When the Company men were standing before Squire, he said, "I be of a mind to make wolf bait out of the lot ye. But mes amis be appealin' to my better nature to not be doin' so. There be some supplies and such a couple miles from here. Some of my lads will escort ye there. Then ye be on your own. Any of ye be givin' 'em trouble or tryin' to lag behind will be getting a lead pill in the brisket. Ye'd be wise to take what little be there and move on."
"You can't do such a thing, Squire," Murdock said.
"Oh, yes we can," Melton interjected. "And if you persist in your obnoxiousness, you will not even receive the small amount of supplies we have provided."
"Hell, we'll simply return here and wait for the next boat from Fort Union."
Squire and his men simply smiled.
"Gideon, you and Billy pick several lads and march these goat humpers to where ye left the plunder. We be pullin' out. Ye can be catchin' up to us. And mind what I told these lads: Anyone creates a fuss, ye're to shoot him down."
"Yes, sir," Hook said. Minutes later, he and four others were herding the Company men across the prairie. Before they were out of sight, the rest of Squire's group was pulling out. Only Squire, Ledoux and Melton stayed behind. Each held a burning twig.
"Well, Colonel, ye be the big chief of these here doin's. Ye go first."
Melton touched the burning twig to a line of black powder. It immediately began sizzling and crackling along on its destructive journey. To his right, Squire did the same with another line of powder, and then Ledoux, to his right, did the same. The three mounted their horses, spun and galloped out.
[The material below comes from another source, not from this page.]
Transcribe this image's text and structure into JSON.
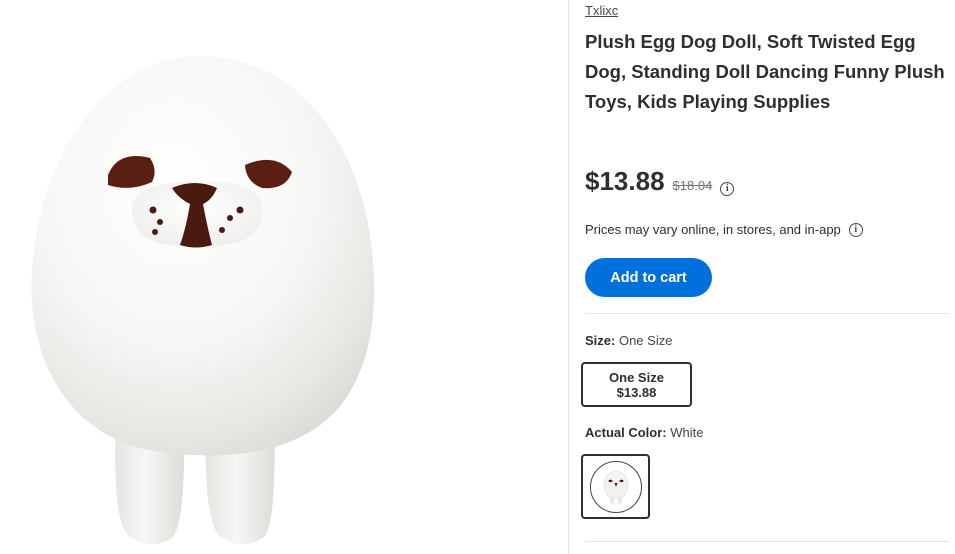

Just before reaching the trees, they stopped and turned.
Moments later, a series of thunderous, gratifying explosions ripped through the wood fort. Chunks of wood metal, fur and more flew high, fire began to lick at what was left, and smoke boiled into the sky.
"Waugh! That be most satisfyin'," Squire said.
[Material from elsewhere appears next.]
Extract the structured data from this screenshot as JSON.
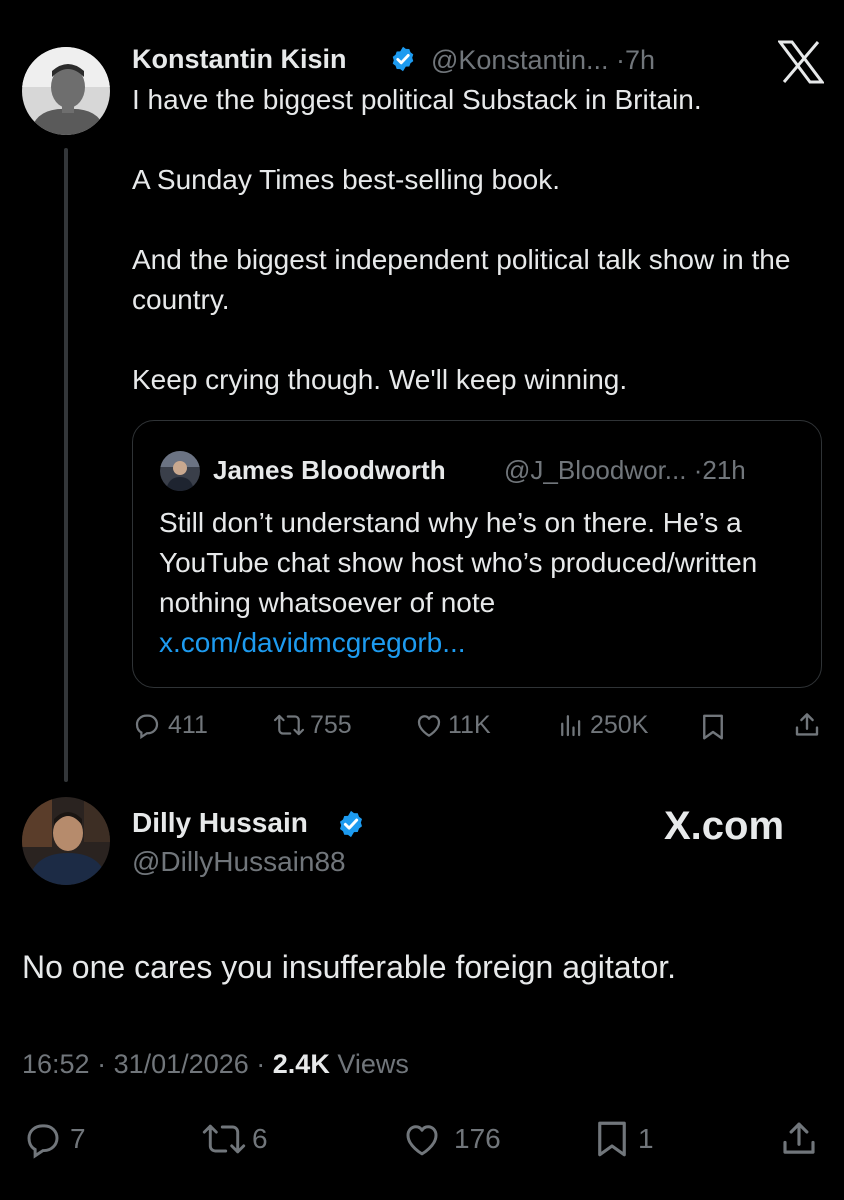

"Mais oui!" Ledoux agreed.
"Colonel?" Squire asked.
"It feels rather strange for a businessman like me to celebrate the destruction of a business place. But by God, this is a pleasurable sight to be sure."